Yes, totalitarian regimes are usually the same regimes that make organized religion illegal, ie, they 'ban God'. And this supposedly leads to all the bad stuff. But this is turning the situation completely on its head, and whenever you hear this argument being used, you can be certain that you're listening to a person who hasn't really looked into this issue properly. Totalitarian regimes create oppression and other bad stuff by their very nature. They also, and again by their nature, force out religion. It is especially Christianity that has suffered - if that's the word I want - from this fact of political reality. A totalitarian regime must outlaw Christianity, not because they want to be free from divine punishment, or because they are godless and immoral, or any such reason, but simply because Christianity is a competing totalitarian regime.

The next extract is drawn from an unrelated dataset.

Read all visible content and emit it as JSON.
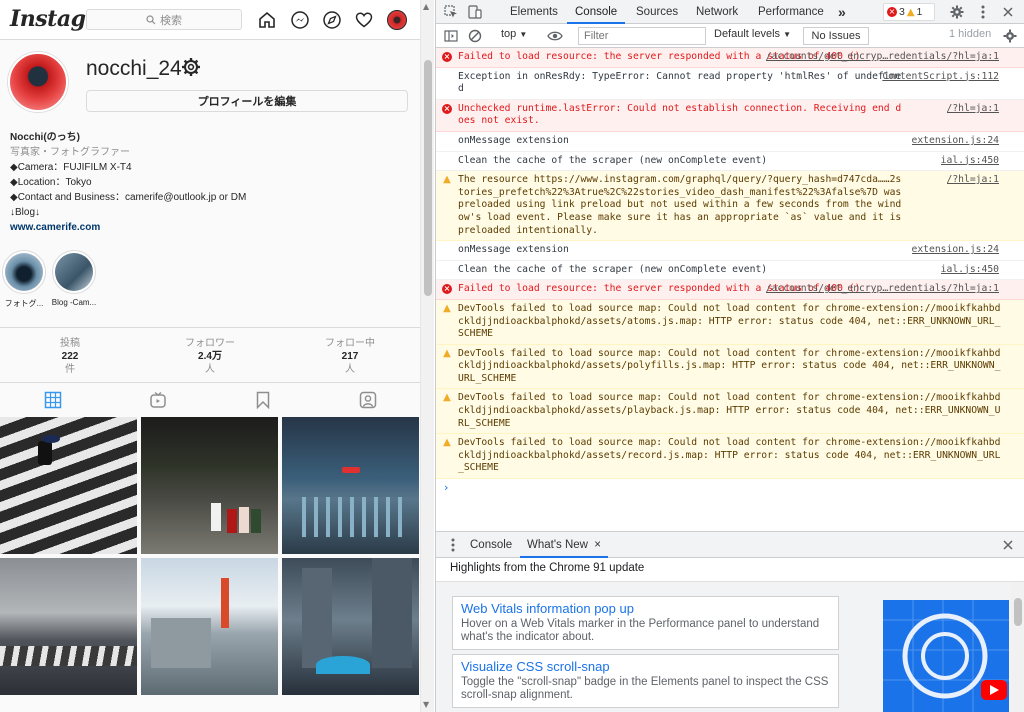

This is true of a number of other religions as well - not all, Islam for instance is itself a fascist ideology and tends to become a totalitarian regime, rather than be suppressed by one. But a number of religions must be classed with Christianity in this respect. To a totalitarian regime, the message of these ideologies is irrelevant, and their moral value is irrelevant. They are simply competition, and that is why they must be got rid of. The whole point of totalitarianism is that the ideology - usually Communism - wants to dominate the entirety of society. This cannot be achieved with Christianity as an active factor ... especially not Catholic Christianity, which is the most dangerous in this respect, representing as it does an international and supranational organization. Therefore, Christianity, or whatever other religion can be expected to constitute a similar separate and independent entity within the state, cannot be permitted to continue its existence.
It's really very simple. Totalitarianism creates oppression. It does not do this because it is 'atheist'. Rather, it becomes 'atheist' - it forgets God, to keep with that metaphor - for the exact same reason that it creates oppression. The one is not the cause of the other; they are, rather, the unavoidable effects of the same cause. This is really very obvious once you think the matter through. In other words, when you hear this argument, it is usually not really an argument as such, but more of a ... regurgitation. Please bear that in mind. :-)
21 hours ago